__WHAT IS REQUIRED__
Reproduce the records below in their entirety, character for character.

__STUDY MATERIAL__
BEGIN

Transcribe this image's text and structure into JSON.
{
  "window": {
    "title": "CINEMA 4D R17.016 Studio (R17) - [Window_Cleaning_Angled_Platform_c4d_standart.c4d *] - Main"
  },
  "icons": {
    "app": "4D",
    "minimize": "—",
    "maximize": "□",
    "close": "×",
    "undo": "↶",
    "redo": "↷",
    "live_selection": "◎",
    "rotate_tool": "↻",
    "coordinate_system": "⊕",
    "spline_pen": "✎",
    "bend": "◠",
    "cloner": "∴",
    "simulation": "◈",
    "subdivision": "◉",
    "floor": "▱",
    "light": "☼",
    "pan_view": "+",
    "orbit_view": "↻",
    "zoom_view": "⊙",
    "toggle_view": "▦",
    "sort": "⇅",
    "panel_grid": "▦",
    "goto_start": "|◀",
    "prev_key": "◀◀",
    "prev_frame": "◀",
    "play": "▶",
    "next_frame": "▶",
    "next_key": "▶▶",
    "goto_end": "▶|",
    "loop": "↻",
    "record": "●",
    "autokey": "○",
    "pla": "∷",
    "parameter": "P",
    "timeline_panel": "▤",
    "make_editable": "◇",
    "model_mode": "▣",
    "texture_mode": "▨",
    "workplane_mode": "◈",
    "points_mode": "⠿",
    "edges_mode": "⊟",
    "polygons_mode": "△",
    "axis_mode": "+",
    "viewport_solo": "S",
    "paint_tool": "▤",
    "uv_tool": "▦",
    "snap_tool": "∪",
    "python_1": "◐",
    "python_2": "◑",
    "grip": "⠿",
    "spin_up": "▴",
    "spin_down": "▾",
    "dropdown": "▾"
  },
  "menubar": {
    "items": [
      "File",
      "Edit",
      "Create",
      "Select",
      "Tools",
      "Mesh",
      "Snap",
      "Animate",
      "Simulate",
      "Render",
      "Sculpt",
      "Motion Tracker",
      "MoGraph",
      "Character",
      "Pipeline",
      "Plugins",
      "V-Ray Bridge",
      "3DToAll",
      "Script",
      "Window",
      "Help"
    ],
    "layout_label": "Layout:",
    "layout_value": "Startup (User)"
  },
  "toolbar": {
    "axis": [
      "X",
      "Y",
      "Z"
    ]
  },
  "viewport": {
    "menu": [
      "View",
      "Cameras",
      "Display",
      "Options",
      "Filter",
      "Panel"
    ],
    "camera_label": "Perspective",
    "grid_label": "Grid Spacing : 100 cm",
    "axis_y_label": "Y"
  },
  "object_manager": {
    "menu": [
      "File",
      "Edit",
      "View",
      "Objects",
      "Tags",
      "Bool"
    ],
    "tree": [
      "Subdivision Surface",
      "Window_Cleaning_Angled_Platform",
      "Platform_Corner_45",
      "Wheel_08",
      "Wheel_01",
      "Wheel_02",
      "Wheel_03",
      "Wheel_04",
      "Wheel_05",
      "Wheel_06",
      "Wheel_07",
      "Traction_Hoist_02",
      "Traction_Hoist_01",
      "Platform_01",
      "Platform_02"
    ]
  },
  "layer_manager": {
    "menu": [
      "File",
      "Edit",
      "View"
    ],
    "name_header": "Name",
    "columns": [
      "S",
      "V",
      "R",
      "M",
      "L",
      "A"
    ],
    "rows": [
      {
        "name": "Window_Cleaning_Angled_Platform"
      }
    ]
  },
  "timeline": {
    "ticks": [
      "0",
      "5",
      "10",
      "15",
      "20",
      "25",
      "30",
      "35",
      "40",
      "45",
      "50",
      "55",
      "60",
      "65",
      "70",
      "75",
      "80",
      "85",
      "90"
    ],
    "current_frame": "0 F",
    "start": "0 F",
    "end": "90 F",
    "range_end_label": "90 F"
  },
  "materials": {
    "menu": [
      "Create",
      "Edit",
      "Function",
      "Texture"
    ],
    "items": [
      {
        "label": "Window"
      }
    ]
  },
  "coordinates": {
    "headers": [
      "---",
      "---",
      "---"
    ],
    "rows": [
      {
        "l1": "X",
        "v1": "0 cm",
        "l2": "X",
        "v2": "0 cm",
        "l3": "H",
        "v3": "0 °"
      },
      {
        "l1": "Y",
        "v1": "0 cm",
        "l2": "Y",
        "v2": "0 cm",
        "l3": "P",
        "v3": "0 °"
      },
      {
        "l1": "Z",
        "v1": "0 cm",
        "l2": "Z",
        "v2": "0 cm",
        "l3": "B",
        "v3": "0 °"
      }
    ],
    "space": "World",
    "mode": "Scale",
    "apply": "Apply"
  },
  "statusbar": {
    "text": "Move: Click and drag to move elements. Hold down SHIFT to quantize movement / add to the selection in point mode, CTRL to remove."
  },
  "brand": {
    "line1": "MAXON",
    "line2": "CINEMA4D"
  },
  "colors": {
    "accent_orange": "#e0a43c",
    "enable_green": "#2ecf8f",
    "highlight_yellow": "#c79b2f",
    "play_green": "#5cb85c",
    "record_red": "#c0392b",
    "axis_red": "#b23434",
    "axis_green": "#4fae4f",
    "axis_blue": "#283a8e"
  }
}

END

__YOUR SOLUTION__
Transcribe this image's text and structure into JSON.
{
  "window": {
    "title": "CINEMA 4D R17.016 Studio (R17) - [Window_Cleaning_Angled_Platform_c4d_standart.c4d *] - Main"
  },
  "icons": {
    "app": "4D",
    "minimize": "—",
    "maximize": "□",
    "close": "×",
    "undo": "↶",
    "redo": "↷",
    "live_selection": "◎",
    "rotate_tool": "↻",
    "coordinate_system": "⊕",
    "spline_pen": "✎",
    "bend": "◠",
    "cloner": "∴",
    "simulation": "◈",
    "subdivision": "◉",
    "floor": "▱",
    "light": "☼",
    "pan_view": "+",
    "orbit_view": "↻",
    "zoom_view": "⊙",
    "toggle_view": "▦",
    "sort": "⇅",
    "panel_grid": "▦",
    "goto_start": "|◀",
    "prev_key": "◀◀",
    "prev_frame": "◀",
    "play": "▶",
    "next_frame": "▶",
    "next_key": "▶▶",
    "goto_end": "▶|",
    "loop": "↻",
    "record": "●",
    "autokey": "○",
    "pla": "∷",
    "parameter": "P",
    "timeline_panel": "▤",
    "make_editable": "◇",
    "model_mode": "▣",
    "texture_mode": "▨",
    "workplane_mode": "◈",
    "points_mode": "⠿",
    "edges_mode": "⊟",
    "polygons_mode": "△",
    "axis_mode": "+",
    "viewport_solo": "S",
    "paint_tool": "▤",
    "uv_tool": "▦",
    "snap_tool": "∪",
    "python_1": "◐",
    "python_2": "◑",
    "grip": "⠿",
    "spin_up": "▴",
    "spin_down": "▾",
    "dropdown": "▾"
  },
  "menubar": {
    "items": [
      "File",
      "Edit",
      "Create",
      "Select",
      "Tools",
      "Mesh",
      "Snap",
      "Animate",
      "Simulate",
      "Render",
      "Sculpt",
      "Motion Tracker",
      "MoGraph",
      "Character",
      "Pipeline",
      "Plugins",
      "V-Ray Bridge",
      "3DToAll",
      "Script",
      "Window",
      "Help"
    ],
    "layout_label": "Layout:",
    "layout_value": "Startup (User)"
  },
  "toolbar": {
    "axis": [
      "X",
      "Y",
      "Z"
    ]
  },
  "viewport": {
    "menu": [
      "View",
      "Cameras",
      "Display",
      "Options",
      "Filter",
      "Panel"
    ],
    "camera_label": "Perspective",
    "grid_label": "Grid Spacing : 100 cm",
    "axis_y_label": "Y"
  },
  "object_manager": {
    "menu": [
      "File",
      "Edit",
      "View",
      "Objects",
      "Tags",
      "Bool"
    ],
    "tree": [
      "Subdivision Surface",
      "Window_Cleaning_Angled_Platform",
      "Platform_Corner_45",
      "Wheel_08",
      "Wheel_01",
      "Wheel_02",
      "Wheel_03",
      "Wheel_04",
      "Wheel_05",
      "Wheel_06",
      "Wheel_07",
      "Traction_Hoist_02",
      "Traction_Hoist_01",
      "Platform_01",
      "Platform_02"
    ]
  },
  "layer_manager": {
    "menu": [
      "File",
      "Edit",
      "View"
    ],
    "name_header": "Name",
    "columns": [
      "S",
      "V",
      "R",
      "M",
      "L",
      "A"
    ],
    "rows": [
      {
        "name": "Window_Cleaning_Angled_Platform"
      }
    ]
  },
  "timeline": {
    "ticks": [
      "0",
      "5",
      "10",
      "15",
      "20",
      "25",
      "30",
      "35",
      "40",
      "45",
      "50",
      "55",
      "60",
      "65",
      "70",
      "75",
      "80",
      "85",
      "90"
    ],
    "current_frame": "0 F",
    "start": "0 F",
    "end": "90 F",
    "range_end_label": "90 F"
  },
  "materials": {
    "menu": [
      "Create",
      "Edit",
      "Function",
      "Texture"
    ],
    "items": [
      {
        "label": "Window"
      }
    ]
  },
  "coordinates": {
    "headers": [
      "---",
      "---",
      "---"
    ],
    "rows": [
      {
        "l1": "X",
        "v1": "0 cm",
        "l2": "X",
        "v2": "0 cm",
        "l3": "H",
        "v3": "0 °"
      },
      {
        "l1": "Y",
        "v1": "0 cm",
        "l2": "Y",
        "v2": "0 cm",
        "l3": "P",
        "v3": "0 °"
      },
      {
        "l1": "Z",
        "v1": "0 cm",
        "l2": "Z",
        "v2": "0 cm",
        "l3": "B",
        "v3": "0 °"
      }
    ],
    "space": "World",
    "mode": "Scale",
    "apply": "Apply"
  },
  "statusbar": {
    "text": "Move: Click and drag to move elements. Hold down SHIFT to quantize movement / add to the selection in point mode, CTRL to remove."
  },
  "brand": {
    "line1": "MAXON",
    "line2": "CINEMA4D"
  },
  "colors": {
    "accent_orange": "#e0a43c",
    "enable_green": "#2ecf8f",
    "highlight_yellow": "#c79b2f",
    "play_green": "#5cb85c",
    "record_red": "#c0392b",
    "axis_red": "#b23434",
    "axis_green": "#4fae4f",
    "axis_blue": "#283a8e"
  }
}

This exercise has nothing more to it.